Belfast-born Hollywood star Branagh joins the ranks of the great acting knights.

The Oscar-nominated actor, director and screenwriter, recognised for services to drama and to the community of Northern Ireland, said: “I feel humble, elated and incredibly lucky.

“When I was a kid I dreamed of pulling on a shirt for the Northern Ireland football team.

“I could only imagine how proud you might feel. Today it feels like they just gave me the shirt and my heart’s fit to burst.”

Knighthoods also go to Royal Shakespeare Company artistic director Michael Boyd and Scottish opera director David McVicar, as well as songwriter and lyricist Richard Stilgoe and Carphone Warehouse founder and chairman Charles Dunstone.

Stilgoe, who made his name for the clever ditties he composed on BBC1 shows Nationwide and That’s Life, said he was “astonished and thrilled”.

The 69-year-old has been honoured for his ongoing philanthropic work, which has seen him give away millions to good causes and even donate his former home to an organisation he founded.

Lord Archer’s wife Dr Mary Archer, a champion of patient care and safety, is to become a Dame, along with Iraqi-born architect Zaha Hadid, who designed the aquatics centre at the Olympics Park, as well as former Culture Secretary Tessa Jowell, for service in support of the Olympics.

Actress Agutter said she was “thrilled and touched” to be recognised for her charitable work with an OBE.

The 59-year-old has been a much-loved figure on screen for more than 40 years, making unforgettable appearances in films such as The Railway Children.

She said: “I’m obviously thrilled and touched that people I’ve been working with from the charities have recommended me - and the fact that it has been taken up.”

Fellow actress Redman, who starred in police drama New Tricks and founded the Artists Theatre School, receives an MBE, while novelist Susan Hill - author of The Woman in Black - said her CBE meant she had “caught up” with her husband, who was given the same honour five years ago.

A CBE also goes to Emma Hill, creative director of fashion company Mulberry, for services to the British Fashion Industry.
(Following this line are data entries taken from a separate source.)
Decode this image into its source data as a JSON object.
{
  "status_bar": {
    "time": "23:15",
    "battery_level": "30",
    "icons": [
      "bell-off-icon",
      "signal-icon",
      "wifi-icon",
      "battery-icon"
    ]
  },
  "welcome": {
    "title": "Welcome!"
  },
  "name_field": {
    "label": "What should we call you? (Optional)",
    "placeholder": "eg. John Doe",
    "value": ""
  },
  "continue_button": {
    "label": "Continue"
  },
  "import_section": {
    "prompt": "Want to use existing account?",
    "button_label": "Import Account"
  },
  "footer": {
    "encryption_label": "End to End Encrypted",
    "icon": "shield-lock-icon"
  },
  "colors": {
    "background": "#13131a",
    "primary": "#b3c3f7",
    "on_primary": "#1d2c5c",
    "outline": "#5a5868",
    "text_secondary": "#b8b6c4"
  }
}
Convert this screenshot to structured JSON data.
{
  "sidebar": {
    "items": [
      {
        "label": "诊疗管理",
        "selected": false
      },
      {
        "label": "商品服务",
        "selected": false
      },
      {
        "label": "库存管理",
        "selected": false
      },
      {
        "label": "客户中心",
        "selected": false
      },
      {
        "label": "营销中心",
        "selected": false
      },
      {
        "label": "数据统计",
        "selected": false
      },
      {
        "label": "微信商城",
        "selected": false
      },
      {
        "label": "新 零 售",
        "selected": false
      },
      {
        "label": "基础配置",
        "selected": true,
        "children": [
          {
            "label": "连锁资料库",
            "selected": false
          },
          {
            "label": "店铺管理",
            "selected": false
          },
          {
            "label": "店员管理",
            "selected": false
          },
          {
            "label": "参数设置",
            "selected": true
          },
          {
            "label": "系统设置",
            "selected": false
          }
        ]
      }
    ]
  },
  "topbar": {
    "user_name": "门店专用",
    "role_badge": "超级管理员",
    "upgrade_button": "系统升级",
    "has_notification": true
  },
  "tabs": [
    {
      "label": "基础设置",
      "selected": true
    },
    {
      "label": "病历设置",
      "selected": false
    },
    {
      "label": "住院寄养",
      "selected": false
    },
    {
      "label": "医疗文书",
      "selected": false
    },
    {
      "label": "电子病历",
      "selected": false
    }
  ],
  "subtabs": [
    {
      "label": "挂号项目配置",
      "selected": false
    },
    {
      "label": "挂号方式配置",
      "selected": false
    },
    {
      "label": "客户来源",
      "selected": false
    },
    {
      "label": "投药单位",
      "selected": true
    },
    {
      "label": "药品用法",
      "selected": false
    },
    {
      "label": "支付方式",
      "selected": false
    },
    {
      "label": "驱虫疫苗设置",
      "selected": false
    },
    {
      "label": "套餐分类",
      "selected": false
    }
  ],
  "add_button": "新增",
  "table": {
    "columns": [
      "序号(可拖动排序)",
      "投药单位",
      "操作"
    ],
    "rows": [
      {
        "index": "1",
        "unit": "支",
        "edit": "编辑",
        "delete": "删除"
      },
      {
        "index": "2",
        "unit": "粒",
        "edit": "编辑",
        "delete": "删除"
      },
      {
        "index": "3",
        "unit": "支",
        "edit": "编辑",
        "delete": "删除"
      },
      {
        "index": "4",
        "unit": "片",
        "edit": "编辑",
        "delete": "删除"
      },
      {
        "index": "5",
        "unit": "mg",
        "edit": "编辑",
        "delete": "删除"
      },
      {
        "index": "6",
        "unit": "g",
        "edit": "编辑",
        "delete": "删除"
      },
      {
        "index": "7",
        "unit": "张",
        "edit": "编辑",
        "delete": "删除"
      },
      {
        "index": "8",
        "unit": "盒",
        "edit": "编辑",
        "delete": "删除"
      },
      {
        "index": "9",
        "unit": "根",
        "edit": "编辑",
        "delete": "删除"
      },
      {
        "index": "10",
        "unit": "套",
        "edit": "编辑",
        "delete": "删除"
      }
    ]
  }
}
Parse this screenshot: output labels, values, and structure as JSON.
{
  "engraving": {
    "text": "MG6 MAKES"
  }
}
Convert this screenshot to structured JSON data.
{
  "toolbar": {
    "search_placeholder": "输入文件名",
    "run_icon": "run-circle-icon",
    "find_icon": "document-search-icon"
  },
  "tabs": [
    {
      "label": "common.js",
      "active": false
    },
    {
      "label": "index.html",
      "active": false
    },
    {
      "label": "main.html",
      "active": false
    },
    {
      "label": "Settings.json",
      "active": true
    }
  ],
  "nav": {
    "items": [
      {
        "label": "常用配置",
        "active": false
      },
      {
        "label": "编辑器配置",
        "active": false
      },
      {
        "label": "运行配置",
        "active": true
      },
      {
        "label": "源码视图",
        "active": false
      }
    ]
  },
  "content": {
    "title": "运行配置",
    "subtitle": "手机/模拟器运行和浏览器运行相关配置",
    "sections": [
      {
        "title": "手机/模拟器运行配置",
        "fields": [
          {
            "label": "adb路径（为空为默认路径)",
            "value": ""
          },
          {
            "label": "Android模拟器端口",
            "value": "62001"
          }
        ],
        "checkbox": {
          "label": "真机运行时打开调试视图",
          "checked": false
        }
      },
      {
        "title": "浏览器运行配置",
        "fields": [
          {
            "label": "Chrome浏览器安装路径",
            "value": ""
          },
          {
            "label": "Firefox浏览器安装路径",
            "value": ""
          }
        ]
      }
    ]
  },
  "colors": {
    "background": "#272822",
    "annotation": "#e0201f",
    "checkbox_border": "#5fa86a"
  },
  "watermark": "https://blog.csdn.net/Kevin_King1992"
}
Sport plays an important role in the honours in the year Britain hosts the Olympics.

Golfing world number one Donald, currently competing in the US Open, said he was “truly honoured” by his MBE for services to the sport.

The gong also goes to former Wales rugby player Shane Williams for services to rugby and former England goalkeeper David James for services to football and charity.

Showjumper Nick Skelton, who retired after breaking his neck in 2000 but went on to recover and compete again, gets an OBE for services to equestrian sport.

A CBE goes to former professional footballer Paul Elliott, a champion of football’s anti-racism movement.

Those behind the organisation of the 2012 games are recognised for their efforts, with honours going to several members of the Olympic Delivery Authority.

In the media, former Spectator editor Alexander Chancellor is awarded a CBE for services to journalism while comic Armando Iannucci said his OBE for services to broadcasting will not stop him poking fun at politicians.

The 48-year-old, the man behind famously foul-mouthed Westminster sitcom The Thick Of It, said: “I just hope it’s not an attempt by the Government to stop me, because that’s not going to happen.”

Actress and campaigner April Ashley, 77, is to receive an MBE for services to transgender equality. Born a boy, the 77-year-old became the first Briton to undergo a sex change operation in Casablanca in 1960.

Lady Meyer, wife of former British Ambassador to the United States Sir Christopher Meyer, receives a CBE for services to children and families.

She founded charity Parents and Abducted Children Together after an almost decade-long legal battle to gain access to her sons after their German father refused to return them after a summer holiday visit.

Motorcycle stuntman Eddie Kidd, left wheelchair-bound after an accident in 1996, receives an OBE for services to charitable giving. The daredevil completed the London Marathon last year and is set to carry the Olympic torch through Lewes, east Sussex, on July 17.

A total of 1,201 people were recommended to the Queen for an award, with 1,064 candidates selected at BEM, MBE and OBE level - while 72% of recipients are involved in charitable or voluntary work in their local community.